**Data for this task**
<<<<

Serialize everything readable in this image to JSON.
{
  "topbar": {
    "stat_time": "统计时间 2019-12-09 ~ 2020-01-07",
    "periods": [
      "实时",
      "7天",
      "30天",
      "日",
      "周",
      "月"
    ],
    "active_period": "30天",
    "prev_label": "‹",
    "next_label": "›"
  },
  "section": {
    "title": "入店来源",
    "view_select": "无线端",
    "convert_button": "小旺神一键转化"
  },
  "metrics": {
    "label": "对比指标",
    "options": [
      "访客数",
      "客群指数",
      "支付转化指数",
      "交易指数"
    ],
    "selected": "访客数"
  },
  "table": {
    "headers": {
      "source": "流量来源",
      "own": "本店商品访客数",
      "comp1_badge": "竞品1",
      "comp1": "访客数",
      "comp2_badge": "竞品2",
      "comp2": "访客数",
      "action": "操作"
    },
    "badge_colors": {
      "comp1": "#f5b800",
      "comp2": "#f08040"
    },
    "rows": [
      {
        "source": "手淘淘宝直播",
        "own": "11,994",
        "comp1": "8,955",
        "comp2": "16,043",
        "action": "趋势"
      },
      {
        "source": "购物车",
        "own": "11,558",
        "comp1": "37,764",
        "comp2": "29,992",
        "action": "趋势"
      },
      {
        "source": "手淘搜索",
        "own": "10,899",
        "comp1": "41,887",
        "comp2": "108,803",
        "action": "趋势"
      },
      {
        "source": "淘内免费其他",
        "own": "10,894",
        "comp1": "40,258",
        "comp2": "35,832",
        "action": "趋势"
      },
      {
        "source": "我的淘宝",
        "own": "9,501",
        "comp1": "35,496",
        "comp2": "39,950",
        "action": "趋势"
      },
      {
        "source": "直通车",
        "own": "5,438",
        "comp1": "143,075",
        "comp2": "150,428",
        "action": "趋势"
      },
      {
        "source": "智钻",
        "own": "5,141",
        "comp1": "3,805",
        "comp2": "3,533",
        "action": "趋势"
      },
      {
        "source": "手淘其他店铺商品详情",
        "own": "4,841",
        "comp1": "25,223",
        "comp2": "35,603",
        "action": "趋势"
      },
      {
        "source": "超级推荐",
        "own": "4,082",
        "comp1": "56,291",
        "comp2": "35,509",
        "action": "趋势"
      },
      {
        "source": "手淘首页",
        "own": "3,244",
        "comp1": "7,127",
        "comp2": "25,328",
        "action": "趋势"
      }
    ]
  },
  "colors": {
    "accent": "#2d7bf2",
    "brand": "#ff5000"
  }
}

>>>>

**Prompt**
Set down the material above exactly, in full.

**Answer to this task**
Serialize everything readable in this image to JSON.
{
  "topbar": {
    "stat_time": "统计时间 2019-12-09 ~ 2020-01-07",
    "periods": [
      "实时",
      "7天",
      "30天",
      "日",
      "周",
      "月"
    ],
    "active_period": "30天",
    "prev_label": "‹",
    "next_label": "›"
  },
  "section": {
    "title": "入店来源",
    "view_select": "无线端",
    "convert_button": "小旺神一键转化"
  },
  "metrics": {
    "label": "对比指标",
    "options": [
      "访客数",
      "客群指数",
      "支付转化指数",
      "交易指数"
    ],
    "selected": "访客数"
  },
  "table": {
    "headers": {
      "source": "流量来源",
      "own": "本店商品访客数",
      "comp1_badge": "竞品1",
      "comp1": "访客数",
      "comp2_badge": "竞品2",
      "comp2": "访客数",
      "action": "操作"
    },
    "badge_colors": {
      "comp1": "#f5b800",
      "comp2": "#f08040"
    },
    "rows": [
      {
        "source": "手淘淘宝直播",
        "own": "11,994",
        "comp1": "8,955",
        "comp2": "16,043",
        "action": "趋势"
      },
      {
        "source": "购物车",
        "own": "11,558",
        "comp1": "37,764",
        "comp2": "29,992",
        "action": "趋势"
      },
      {
        "source": "手淘搜索",
        "own": "10,899",
        "comp1": "41,887",
        "comp2": "108,803",
        "action": "趋势"
      },
      {
        "source": "淘内免费其他",
        "own": "10,894",
        "comp1": "40,258",
        "comp2": "35,832",
        "action": "趋势"
      },
      {
        "source": "我的淘宝",
        "own": "9,501",
        "comp1": "35,496",
        "comp2": "39,950",
        "action": "趋势"
      },
      {
        "source": "直通车",
        "own": "5,438",
        "comp1": "143,075",
        "comp2": "150,428",
        "action": "趋势"
      },
      {
        "source": "智钻",
        "own": "5,141",
        "comp1": "3,805",
        "comp2": "3,533",
        "action": "趋势"
      },
      {
        "source": "手淘其他店铺商品详情",
        "own": "4,841",
        "comp1": "25,223",
        "comp2": "35,603",
        "action": "趋势"
      },
      {
        "source": "超级推荐",
        "own": "4,082",
        "comp1": "56,291",
        "comp2": "35,509",
        "action": "趋势"
      },
      {
        "source": "手淘首页",
        "own": "3,244",
        "comp1": "7,127",
        "comp2": "25,328",
        "action": "趋势"
      }
    ]
  },
  "colors": {
    "accent": "#2d7bf2",
    "brand": "#ff5000"
  }
}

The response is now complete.